= Work item =
The required result is each line of the entries below containing the string "desktop".

◆ ◆ ◆ ◆ ◆

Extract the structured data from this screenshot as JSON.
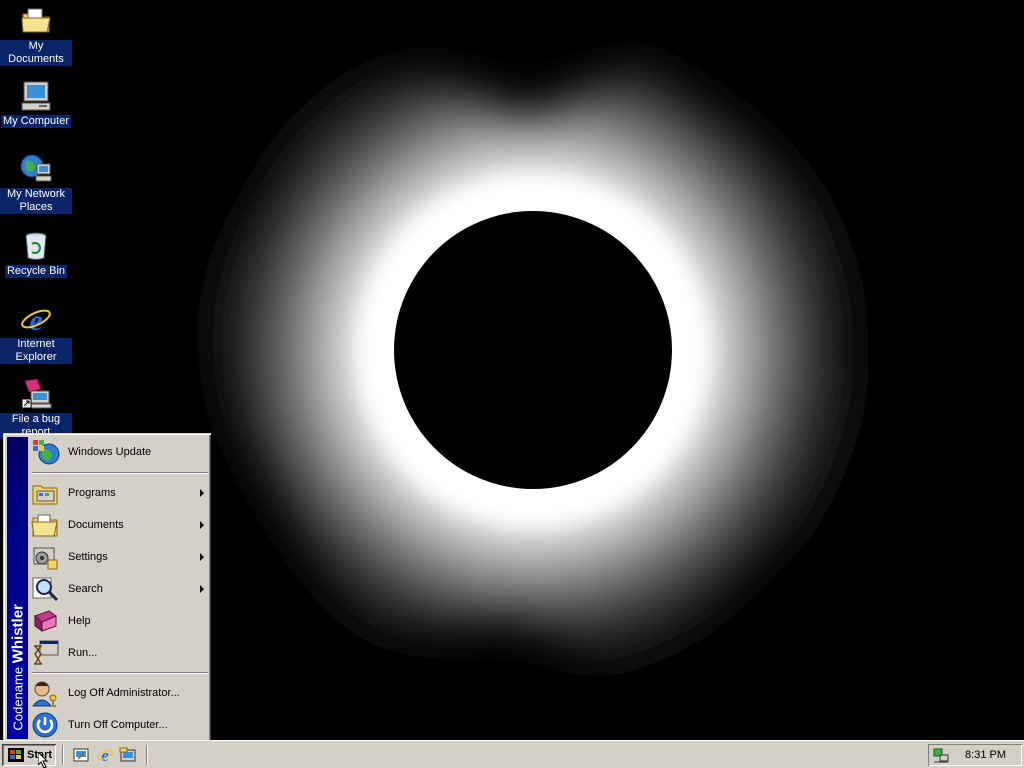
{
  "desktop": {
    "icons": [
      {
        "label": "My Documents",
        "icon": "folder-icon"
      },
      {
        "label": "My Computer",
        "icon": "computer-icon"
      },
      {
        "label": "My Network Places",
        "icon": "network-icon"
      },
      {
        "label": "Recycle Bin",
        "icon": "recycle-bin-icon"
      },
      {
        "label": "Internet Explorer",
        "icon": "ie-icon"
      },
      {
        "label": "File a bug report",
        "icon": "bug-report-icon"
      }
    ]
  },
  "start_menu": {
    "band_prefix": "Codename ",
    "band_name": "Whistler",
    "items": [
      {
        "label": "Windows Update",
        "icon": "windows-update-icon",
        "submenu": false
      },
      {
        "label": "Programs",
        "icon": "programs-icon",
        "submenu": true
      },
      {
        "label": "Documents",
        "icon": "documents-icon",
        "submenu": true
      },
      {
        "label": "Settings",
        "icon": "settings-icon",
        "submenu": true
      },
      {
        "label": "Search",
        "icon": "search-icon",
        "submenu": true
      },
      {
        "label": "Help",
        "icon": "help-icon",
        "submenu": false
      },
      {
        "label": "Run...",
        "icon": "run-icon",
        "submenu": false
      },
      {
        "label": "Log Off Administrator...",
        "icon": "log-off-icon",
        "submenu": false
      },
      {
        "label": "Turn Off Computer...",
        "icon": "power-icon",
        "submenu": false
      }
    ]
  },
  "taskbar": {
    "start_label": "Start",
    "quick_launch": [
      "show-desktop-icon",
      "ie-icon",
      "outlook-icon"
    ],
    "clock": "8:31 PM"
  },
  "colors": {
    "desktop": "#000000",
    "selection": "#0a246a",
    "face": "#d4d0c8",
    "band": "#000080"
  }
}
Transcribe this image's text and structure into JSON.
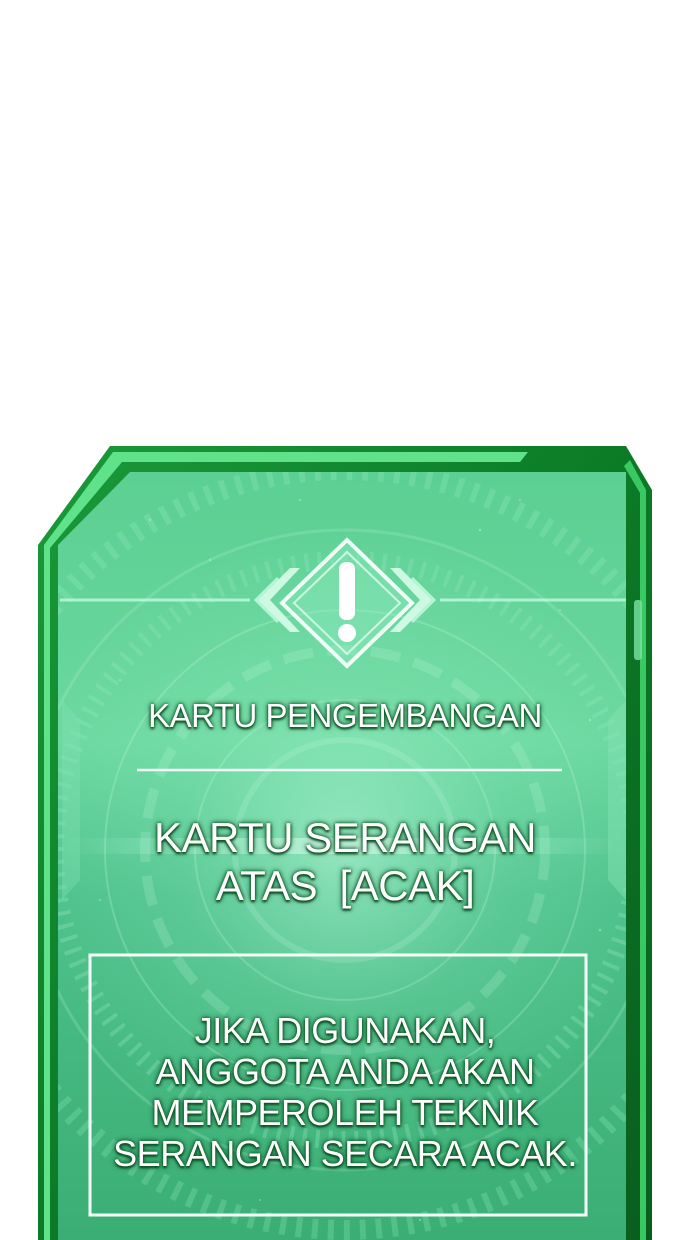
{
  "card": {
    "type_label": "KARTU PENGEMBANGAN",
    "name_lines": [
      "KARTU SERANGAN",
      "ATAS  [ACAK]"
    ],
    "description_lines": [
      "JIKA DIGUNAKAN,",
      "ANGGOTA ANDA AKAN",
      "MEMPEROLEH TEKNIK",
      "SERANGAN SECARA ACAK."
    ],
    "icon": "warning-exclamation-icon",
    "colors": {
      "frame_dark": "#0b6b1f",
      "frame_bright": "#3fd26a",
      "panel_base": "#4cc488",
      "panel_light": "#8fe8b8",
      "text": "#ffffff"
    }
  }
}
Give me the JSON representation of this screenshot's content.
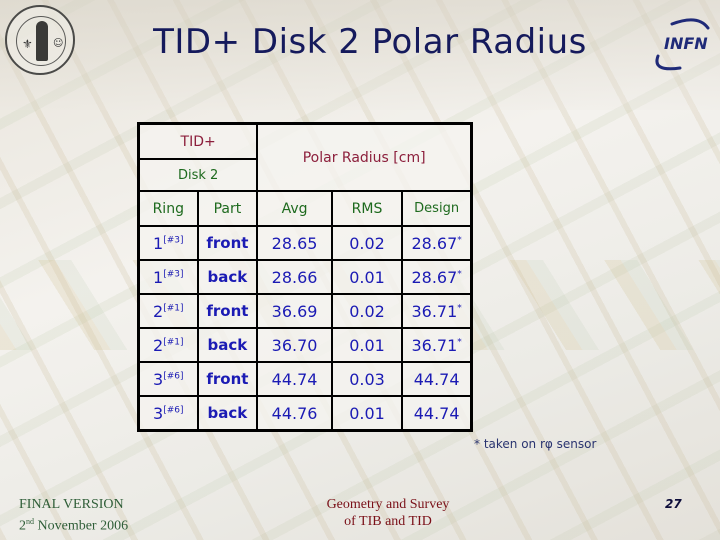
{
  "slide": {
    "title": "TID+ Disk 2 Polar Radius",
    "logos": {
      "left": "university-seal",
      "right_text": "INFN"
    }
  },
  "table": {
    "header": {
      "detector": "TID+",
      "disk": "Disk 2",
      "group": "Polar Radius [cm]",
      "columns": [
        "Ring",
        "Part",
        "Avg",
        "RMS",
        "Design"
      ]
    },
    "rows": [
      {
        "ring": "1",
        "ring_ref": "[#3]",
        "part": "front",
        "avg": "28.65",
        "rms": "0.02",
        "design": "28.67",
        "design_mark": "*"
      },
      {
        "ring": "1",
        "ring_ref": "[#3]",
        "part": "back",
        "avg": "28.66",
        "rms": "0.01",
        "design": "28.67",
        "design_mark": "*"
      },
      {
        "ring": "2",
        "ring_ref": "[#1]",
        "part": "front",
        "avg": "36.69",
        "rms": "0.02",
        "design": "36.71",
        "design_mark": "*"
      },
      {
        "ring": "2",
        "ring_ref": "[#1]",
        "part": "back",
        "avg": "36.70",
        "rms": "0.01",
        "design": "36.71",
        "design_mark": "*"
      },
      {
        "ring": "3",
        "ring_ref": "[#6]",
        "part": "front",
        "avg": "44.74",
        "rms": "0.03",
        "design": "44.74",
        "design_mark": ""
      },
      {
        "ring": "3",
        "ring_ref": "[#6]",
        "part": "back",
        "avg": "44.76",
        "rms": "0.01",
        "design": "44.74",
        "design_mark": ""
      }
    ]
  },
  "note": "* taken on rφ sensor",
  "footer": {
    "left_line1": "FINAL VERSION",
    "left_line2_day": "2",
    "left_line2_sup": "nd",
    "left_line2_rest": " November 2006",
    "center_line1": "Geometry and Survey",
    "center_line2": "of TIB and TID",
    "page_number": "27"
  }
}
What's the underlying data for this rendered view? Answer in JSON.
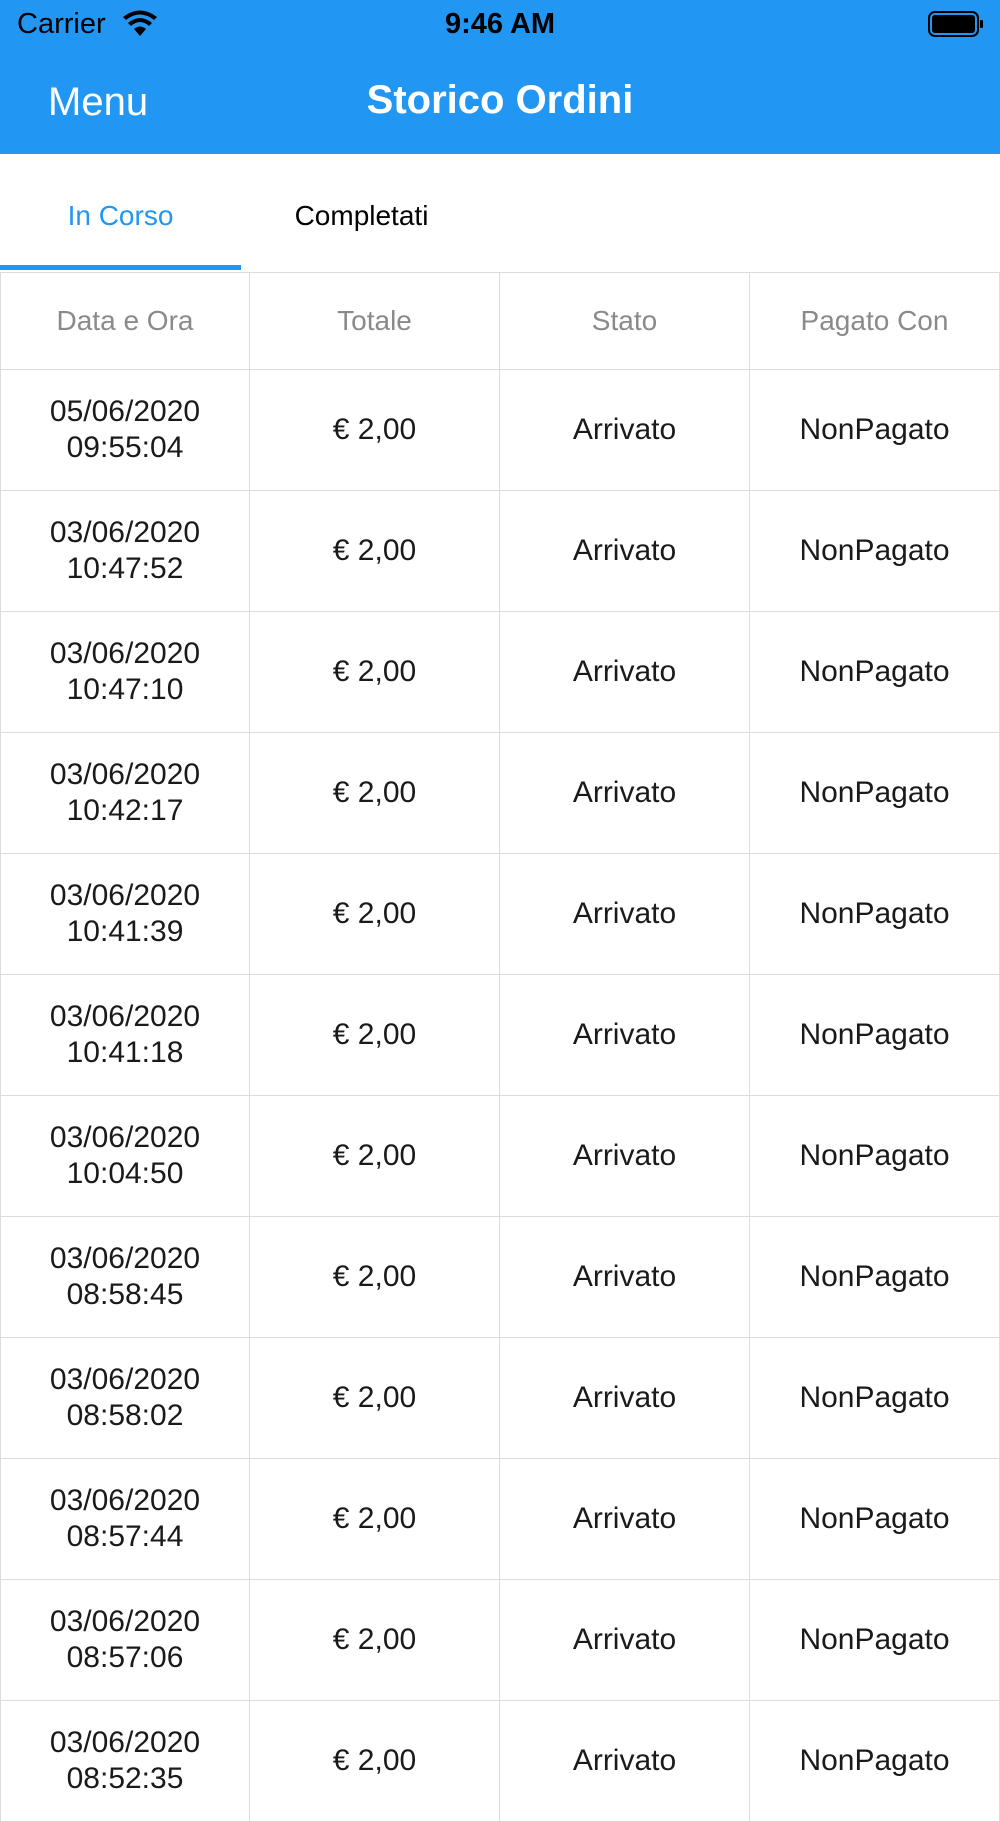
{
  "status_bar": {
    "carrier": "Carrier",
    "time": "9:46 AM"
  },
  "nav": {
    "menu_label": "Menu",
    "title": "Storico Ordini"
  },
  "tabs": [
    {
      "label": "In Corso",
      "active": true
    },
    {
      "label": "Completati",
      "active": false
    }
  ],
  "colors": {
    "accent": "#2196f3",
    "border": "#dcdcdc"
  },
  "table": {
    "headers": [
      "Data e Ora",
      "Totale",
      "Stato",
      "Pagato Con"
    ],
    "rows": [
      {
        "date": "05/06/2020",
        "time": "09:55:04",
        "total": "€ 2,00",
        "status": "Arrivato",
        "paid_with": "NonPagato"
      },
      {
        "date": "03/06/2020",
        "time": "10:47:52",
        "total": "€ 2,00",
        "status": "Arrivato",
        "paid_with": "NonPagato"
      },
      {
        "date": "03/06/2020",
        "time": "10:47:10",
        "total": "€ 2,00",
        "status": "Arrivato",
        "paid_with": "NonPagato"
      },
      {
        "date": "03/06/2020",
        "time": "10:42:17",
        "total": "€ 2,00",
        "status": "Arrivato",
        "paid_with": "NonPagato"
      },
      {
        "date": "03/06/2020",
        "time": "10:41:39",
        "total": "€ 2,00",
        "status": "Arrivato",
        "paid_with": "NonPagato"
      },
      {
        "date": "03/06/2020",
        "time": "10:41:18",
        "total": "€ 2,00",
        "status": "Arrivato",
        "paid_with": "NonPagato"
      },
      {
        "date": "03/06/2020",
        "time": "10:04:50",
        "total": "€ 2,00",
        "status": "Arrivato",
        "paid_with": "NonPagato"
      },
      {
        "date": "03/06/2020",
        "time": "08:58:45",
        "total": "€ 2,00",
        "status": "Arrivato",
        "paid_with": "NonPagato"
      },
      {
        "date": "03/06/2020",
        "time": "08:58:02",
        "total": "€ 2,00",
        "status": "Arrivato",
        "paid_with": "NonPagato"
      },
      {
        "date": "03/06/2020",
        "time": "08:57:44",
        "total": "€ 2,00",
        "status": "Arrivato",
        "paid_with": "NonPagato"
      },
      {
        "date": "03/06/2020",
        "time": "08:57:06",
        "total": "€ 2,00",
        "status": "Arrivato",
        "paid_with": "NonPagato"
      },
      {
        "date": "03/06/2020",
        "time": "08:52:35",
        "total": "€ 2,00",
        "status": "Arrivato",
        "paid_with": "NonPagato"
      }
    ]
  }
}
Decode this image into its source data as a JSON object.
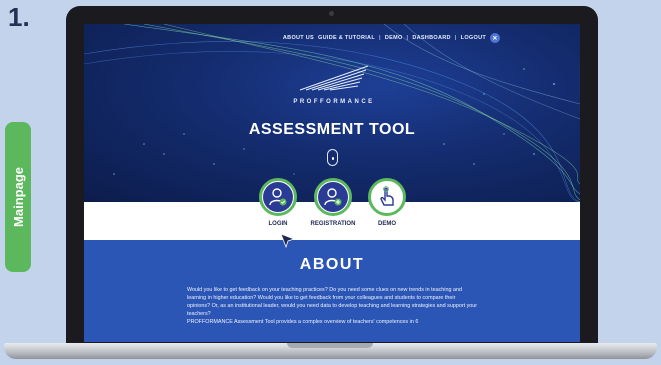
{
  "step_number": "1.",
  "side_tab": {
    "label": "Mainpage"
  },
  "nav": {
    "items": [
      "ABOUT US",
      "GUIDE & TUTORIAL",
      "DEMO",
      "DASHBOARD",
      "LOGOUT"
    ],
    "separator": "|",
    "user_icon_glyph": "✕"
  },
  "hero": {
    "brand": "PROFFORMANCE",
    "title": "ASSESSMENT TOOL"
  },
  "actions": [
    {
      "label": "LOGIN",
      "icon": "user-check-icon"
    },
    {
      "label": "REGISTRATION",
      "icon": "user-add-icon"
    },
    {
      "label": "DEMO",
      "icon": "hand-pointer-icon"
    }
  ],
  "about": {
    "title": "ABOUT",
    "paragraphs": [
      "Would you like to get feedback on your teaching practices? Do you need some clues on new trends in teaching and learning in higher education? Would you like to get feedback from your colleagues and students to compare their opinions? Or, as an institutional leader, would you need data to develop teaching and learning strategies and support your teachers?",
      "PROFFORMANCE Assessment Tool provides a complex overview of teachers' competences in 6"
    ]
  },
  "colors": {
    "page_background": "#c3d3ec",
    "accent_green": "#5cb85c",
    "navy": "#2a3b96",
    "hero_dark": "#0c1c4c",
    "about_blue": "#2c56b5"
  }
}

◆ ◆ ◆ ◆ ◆

= Completed task =
  "desktop": {
      "show-desktop-icon",
    "desktop": "#000000",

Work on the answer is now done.